Tokuoka, M., Ide, Y., Takeda, M., Hirose, H., Hashimoto, Y., Matsuyama, J. ... Sasaki, Y. (2016). Single-port versus multi-port laparoscopic surgery for colon cancer in elderly patients.

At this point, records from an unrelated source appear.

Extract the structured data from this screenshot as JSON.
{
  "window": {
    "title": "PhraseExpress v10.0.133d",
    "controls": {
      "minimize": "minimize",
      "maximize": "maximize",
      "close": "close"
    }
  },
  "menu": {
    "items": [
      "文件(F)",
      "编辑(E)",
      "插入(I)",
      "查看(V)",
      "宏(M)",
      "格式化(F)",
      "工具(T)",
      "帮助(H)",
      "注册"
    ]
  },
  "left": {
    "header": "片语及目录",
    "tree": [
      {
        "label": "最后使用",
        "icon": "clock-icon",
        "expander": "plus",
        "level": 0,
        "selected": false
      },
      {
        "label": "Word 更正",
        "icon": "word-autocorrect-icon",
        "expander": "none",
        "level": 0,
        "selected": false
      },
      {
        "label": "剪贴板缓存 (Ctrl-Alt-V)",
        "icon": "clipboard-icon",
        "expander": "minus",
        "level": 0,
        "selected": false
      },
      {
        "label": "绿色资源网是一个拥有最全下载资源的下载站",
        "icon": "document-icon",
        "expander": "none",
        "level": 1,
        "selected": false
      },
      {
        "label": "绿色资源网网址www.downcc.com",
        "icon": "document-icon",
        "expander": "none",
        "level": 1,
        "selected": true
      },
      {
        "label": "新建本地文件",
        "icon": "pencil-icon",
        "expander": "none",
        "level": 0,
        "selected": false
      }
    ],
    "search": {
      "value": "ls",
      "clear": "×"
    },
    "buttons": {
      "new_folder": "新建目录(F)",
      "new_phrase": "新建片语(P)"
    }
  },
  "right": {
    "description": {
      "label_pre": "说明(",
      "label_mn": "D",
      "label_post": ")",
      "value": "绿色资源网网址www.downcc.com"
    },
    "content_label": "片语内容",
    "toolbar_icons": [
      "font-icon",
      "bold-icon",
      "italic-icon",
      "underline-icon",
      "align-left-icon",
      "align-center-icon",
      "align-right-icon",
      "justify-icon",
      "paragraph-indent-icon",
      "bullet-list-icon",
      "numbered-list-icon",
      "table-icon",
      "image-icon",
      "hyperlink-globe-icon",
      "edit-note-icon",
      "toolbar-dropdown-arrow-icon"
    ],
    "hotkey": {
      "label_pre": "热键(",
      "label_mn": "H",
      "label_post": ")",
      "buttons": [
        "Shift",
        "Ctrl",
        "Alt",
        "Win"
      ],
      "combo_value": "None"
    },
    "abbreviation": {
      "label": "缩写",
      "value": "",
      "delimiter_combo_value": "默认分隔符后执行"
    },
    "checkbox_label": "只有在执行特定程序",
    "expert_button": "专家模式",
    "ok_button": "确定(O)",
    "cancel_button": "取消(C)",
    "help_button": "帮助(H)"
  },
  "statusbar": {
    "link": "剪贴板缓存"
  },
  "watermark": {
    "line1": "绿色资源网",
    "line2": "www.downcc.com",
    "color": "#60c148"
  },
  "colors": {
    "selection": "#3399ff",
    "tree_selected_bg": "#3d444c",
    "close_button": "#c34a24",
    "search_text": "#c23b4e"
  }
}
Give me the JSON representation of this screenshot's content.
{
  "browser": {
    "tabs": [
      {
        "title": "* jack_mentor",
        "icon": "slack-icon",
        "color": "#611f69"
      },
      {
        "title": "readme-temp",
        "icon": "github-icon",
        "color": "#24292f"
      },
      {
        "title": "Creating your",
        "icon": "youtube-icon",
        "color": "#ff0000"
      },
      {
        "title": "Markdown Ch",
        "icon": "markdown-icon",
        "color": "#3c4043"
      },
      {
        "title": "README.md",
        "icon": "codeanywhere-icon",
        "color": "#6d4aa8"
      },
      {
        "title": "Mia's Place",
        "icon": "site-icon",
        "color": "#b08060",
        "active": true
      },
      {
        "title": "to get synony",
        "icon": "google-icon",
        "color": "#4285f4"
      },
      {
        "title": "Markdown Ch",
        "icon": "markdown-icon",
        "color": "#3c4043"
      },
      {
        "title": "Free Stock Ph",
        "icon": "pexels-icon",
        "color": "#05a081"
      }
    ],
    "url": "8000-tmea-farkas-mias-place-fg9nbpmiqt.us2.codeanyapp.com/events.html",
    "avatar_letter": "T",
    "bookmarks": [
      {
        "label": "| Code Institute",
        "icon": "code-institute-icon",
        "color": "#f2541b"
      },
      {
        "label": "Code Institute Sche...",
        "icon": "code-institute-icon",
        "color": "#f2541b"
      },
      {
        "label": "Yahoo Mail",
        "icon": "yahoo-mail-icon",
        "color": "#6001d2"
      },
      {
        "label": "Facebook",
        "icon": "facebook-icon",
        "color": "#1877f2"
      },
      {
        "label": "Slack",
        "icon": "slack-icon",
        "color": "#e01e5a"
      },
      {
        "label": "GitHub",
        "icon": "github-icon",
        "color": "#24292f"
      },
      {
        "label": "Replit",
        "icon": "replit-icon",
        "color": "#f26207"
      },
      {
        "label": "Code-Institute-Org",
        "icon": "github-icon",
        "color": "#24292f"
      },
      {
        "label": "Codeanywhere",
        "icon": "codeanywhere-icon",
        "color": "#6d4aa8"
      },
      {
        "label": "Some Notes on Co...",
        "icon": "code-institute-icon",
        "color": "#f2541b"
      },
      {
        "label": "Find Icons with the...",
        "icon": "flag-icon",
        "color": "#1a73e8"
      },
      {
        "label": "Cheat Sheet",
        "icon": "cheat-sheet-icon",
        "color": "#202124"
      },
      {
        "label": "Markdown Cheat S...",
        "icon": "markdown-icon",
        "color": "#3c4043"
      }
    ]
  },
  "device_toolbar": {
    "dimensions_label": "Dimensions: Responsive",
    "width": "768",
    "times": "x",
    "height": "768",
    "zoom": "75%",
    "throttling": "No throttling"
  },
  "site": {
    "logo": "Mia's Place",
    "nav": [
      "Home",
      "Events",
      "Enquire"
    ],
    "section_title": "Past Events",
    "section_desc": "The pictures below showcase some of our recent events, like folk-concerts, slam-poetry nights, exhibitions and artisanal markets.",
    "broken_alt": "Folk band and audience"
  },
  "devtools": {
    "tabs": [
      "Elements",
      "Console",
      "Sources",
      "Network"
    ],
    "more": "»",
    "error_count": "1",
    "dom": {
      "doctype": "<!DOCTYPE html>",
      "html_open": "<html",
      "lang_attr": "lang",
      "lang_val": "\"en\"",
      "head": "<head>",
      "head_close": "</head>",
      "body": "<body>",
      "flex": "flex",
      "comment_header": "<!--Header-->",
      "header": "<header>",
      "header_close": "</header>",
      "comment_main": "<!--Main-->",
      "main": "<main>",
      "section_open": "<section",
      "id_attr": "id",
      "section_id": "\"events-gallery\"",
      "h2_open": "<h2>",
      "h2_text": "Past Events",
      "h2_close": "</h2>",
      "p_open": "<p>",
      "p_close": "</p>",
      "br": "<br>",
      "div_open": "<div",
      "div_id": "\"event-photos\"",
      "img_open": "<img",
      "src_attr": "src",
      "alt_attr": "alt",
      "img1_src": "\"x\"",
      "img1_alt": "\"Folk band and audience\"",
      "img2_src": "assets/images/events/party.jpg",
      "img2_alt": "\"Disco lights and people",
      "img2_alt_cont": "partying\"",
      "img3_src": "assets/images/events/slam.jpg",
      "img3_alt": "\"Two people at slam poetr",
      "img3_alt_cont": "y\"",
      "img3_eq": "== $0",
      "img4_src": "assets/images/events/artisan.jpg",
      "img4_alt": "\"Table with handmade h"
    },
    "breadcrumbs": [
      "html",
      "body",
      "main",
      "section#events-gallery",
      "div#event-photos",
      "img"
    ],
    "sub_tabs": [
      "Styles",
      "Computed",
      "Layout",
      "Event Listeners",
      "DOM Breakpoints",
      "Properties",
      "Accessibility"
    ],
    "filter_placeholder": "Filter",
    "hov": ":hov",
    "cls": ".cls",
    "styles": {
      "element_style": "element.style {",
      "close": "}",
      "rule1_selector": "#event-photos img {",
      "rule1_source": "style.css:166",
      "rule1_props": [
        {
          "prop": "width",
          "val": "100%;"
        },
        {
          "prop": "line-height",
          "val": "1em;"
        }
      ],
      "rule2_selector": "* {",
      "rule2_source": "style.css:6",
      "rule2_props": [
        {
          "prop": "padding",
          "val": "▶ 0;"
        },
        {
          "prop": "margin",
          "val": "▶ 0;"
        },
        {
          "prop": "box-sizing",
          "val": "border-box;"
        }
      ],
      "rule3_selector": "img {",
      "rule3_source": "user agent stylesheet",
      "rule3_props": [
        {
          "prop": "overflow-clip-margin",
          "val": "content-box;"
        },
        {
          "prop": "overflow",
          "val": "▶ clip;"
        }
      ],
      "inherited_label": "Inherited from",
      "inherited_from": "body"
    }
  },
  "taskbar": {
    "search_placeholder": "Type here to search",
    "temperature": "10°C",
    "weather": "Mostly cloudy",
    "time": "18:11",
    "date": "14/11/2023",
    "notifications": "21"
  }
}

Oncology Letters, 12, 1465-1470. https://doi.org/10.3892/ol.2016.4802
MLA
Tokuoka, M., Ide, Y., Takeda, M., Hirose, H., Hashimoto, Y., Matsuyama, J., Yokoyama, S., Fukushima, Y., Sasaki, Y."Single-port versus multi-port laparoscopic surgery for colon cancer in elderly patients". Oncology Letters 12.2 (2016): 1465-1470.
Chicago
Tokuoka, M., Ide, Y., Takeda, M., Hirose, H., Hashimoto, Y., Matsuyama, J., Yokoyama, S., Fukushima, Y., Sasaki, Y."Single-port versus multi-port laparoscopic surgery for colon cancer in elderly patients". Oncology Letters 12, no. 2 (2016): 1465-1470. https://doi.org/10.3892/ol.2016.4802